● Assignment:
Exact reproduction of the following data is required.

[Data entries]
--- START ---

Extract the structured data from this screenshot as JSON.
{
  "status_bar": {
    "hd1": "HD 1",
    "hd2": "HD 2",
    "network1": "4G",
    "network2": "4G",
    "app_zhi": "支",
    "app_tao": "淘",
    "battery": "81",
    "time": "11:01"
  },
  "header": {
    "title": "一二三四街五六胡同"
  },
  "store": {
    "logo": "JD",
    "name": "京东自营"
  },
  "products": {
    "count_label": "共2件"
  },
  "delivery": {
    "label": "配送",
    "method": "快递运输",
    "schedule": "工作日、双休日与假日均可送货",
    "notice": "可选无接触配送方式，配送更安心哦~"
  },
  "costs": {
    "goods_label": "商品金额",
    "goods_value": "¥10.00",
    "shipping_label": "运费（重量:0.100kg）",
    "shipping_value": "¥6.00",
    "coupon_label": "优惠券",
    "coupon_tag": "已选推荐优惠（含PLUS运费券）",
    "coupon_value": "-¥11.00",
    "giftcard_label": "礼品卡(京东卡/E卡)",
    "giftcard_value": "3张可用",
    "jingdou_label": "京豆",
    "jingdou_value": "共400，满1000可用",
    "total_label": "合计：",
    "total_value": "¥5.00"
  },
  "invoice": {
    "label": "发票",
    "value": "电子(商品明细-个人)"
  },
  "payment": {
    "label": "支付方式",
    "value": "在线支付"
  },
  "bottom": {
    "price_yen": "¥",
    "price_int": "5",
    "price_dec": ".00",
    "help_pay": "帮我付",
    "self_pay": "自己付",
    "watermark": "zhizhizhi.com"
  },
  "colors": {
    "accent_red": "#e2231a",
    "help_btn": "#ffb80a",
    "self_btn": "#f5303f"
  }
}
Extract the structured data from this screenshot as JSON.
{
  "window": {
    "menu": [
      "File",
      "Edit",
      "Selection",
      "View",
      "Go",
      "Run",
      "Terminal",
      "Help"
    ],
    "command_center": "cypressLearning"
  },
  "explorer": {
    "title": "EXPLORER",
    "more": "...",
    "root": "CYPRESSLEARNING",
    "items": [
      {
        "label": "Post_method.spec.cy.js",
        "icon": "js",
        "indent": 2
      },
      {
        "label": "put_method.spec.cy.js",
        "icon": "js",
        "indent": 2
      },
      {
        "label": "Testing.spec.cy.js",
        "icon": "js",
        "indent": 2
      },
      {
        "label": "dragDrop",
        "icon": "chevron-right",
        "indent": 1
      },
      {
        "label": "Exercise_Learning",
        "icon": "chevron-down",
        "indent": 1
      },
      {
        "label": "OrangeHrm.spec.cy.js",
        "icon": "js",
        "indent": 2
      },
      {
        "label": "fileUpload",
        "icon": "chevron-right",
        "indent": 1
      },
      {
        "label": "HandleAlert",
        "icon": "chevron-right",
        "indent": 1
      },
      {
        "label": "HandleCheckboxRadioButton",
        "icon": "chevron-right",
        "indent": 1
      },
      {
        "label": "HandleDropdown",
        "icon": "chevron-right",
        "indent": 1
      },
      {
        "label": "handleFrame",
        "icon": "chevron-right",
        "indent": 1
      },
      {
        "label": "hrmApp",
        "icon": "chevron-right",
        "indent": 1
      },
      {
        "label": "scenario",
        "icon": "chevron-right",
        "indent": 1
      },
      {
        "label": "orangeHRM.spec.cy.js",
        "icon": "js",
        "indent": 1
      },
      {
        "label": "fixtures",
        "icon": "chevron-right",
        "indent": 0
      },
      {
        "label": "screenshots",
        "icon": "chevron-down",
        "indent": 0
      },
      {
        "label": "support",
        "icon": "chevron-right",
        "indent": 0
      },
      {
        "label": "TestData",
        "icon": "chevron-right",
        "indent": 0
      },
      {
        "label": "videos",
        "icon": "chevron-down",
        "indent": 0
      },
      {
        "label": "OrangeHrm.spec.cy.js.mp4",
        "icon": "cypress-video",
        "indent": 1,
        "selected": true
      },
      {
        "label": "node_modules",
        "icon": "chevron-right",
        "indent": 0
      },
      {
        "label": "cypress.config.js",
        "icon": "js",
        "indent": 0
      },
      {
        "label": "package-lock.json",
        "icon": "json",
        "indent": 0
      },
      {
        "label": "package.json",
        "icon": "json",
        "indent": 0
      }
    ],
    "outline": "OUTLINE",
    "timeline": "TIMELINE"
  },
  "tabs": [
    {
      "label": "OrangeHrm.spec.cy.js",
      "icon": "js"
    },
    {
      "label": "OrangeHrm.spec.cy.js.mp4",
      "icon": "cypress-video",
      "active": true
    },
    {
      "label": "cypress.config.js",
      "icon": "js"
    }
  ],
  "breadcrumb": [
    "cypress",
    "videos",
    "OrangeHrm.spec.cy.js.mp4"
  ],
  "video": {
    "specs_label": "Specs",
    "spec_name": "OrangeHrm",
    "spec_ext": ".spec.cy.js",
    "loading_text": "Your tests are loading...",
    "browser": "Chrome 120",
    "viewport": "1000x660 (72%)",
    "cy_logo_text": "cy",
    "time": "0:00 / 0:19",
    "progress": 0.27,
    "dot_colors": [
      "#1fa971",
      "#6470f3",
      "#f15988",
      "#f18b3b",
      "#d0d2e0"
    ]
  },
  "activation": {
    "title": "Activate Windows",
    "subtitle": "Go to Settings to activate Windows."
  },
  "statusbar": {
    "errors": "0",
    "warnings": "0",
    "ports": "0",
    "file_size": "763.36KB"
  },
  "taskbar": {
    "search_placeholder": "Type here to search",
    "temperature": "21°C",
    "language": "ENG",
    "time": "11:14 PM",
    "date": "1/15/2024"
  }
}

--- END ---

● Expected answer:
Extract the structured data from this screenshot as JSON.
{
  "status_bar": {
    "hd1": "HD 1",
    "hd2": "HD 2",
    "network1": "4G",
    "network2": "4G",
    "app_zhi": "支",
    "app_tao": "淘",
    "battery": "81",
    "time": "11:01"
  },
  "header": {
    "title": "一二三四街五六胡同"
  },
  "store": {
    "logo": "JD",
    "name": "京东自营"
  },
  "products": {
    "count_label": "共2件"
  },
  "delivery": {
    "label": "配送",
    "method": "快递运输",
    "schedule": "工作日、双休日与假日均可送货",
    "notice": "可选无接触配送方式，配送更安心哦~"
  },
  "costs": {
    "goods_label": "商品金额",
    "goods_value": "¥10.00",
    "shipping_label": "运费（重量:0.100kg）",
    "shipping_value": "¥6.00",
    "coupon_label": "优惠券",
    "coupon_tag": "已选推荐优惠（含PLUS运费券）",
    "coupon_value": "-¥11.00",
    "giftcard_label": "礼品卡(京东卡/E卡)",
    "giftcard_value": "3张可用",
    "jingdou_label": "京豆",
    "jingdou_value": "共400，满1000可用",
    "total_label": "合计：",
    "total_value": "¥5.00"
  },
  "invoice": {
    "label": "发票",
    "value": "电子(商品明细-个人)"
  },
  "payment": {
    "label": "支付方式",
    "value": "在线支付"
  },
  "bottom": {
    "price_yen": "¥",
    "price_int": "5",
    "price_dec": ".00",
    "help_pay": "帮我付",
    "self_pay": "自己付",
    "watermark": "zhizhizhi.com"
  },
  "colors": {
    "accent_red": "#e2231a",
    "help_btn": "#ffb80a",
    "self_btn": "#f5303f"
  }
}
Extract the structured data from this screenshot as JSON.
{
  "window": {
    "menu": [
      "File",
      "Edit",
      "Selection",
      "View",
      "Go",
      "Run",
      "Terminal",
      "Help"
    ],
    "command_center": "cypressLearning"
  },
  "explorer": {
    "title": "EXPLORER",
    "more": "...",
    "root": "CYPRESSLEARNING",
    "items": [
      {
        "label": "Post_method.spec.cy.js",
        "icon": "js",
        "indent": 2
      },
      {
        "label": "put_method.spec.cy.js",
        "icon": "js",
        "indent": 2
      },
      {
        "label": "Testing.spec.cy.js",
        "icon": "js",
        "indent": 2
      },
      {
        "label": "dragDrop",
        "icon": "chevron-right",
        "indent": 1
      },
      {
        "label": "Exercise_Learning",
        "icon": "chevron-down",
        "indent": 1
      },
      {
        "label": "OrangeHrm.spec.cy.js",
        "icon": "js",
        "indent": 2
      },
      {
        "label": "fileUpload",
        "icon": "chevron-right",
        "indent": 1
      },
      {
        "label": "HandleAlert",
        "icon": "chevron-right",
        "indent": 1
      },
      {
        "label": "HandleCheckboxRadioButton",
        "icon": "chevron-right",
        "indent": 1
      },
      {
        "label": "HandleDropdown",
        "icon": "chevron-right",
        "indent": 1
      },
      {
        "label": "handleFrame",
        "icon": "chevron-right",
        "indent": 1
      },
      {
        "label": "hrmApp",
        "icon": "chevron-right",
        "indent": 1
      },
      {
        "label": "scenario",
        "icon": "chevron-right",
        "indent": 1
      },
      {
        "label": "orangeHRM.spec.cy.js",
        "icon": "js",
        "indent": 1
      },
      {
        "label": "fixtures",
        "icon": "chevron-right",
        "indent": 0
      },
      {
        "label": "screenshots",
        "icon": "chevron-down",
        "indent": 0
      },
      {
        "label": "support",
        "icon": "chevron-right",
        "indent": 0
      },
      {
        "label": "TestData",
        "icon": "chevron-right",
        "indent": 0
      },
      {
        "label": "videos",
        "icon": "chevron-down",
        "indent": 0
      },
      {
        "label": "OrangeHrm.spec.cy.js.mp4",
        "icon": "cypress-video",
        "indent": 1,
        "selected": true
      },
      {
        "label": "node_modules",
        "icon": "chevron-right",
        "indent": 0
      },
      {
        "label": "cypress.config.js",
        "icon": "js",
        "indent": 0
      },
      {
        "label": "package-lock.json",
        "icon": "json",
        "indent": 0
      },
      {
        "label": "package.json",
        "icon": "json",
        "indent": 0
      }
    ],
    "outline": "OUTLINE",
    "timeline": "TIMELINE"
  },
  "tabs": [
    {
      "label": "OrangeHrm.spec.cy.js",
      "icon": "js"
    },
    {
      "label": "OrangeHrm.spec.cy.js.mp4",
      "icon": "cypress-video",
      "active": true
    },
    {
      "label": "cypress.config.js",
      "icon": "js"
    }
  ],
  "breadcrumb": [
    "cypress",
    "videos",
    "OrangeHrm.spec.cy.js.mp4"
  ],
  "video": {
    "specs_label": "Specs",
    "spec_name": "OrangeHrm",
    "spec_ext": ".spec.cy.js",
    "loading_text": "Your tests are loading...",
    "browser": "Chrome 120",
    "viewport": "1000x660 (72%)",
    "cy_logo_text": "cy",
    "time": "0:00 / 0:19",
    "progress": 0.27,
    "dot_colors": [
      "#1fa971",
      "#6470f3",
      "#f15988",
      "#f18b3b",
      "#d0d2e0"
    ]
  },
  "activation": {
    "title": "Activate Windows",
    "subtitle": "Go to Settings to activate Windows."
  },
  "statusbar": {
    "errors": "0",
    "warnings": "0",
    "ports": "0",
    "file_size": "763.36KB"
  },
  "taskbar": {
    "search_placeholder": "Type here to search",
    "temperature": "21°C",
    "language": "ENG",
    "time": "11:14 PM",
    "date": "1/15/2024"
  }
}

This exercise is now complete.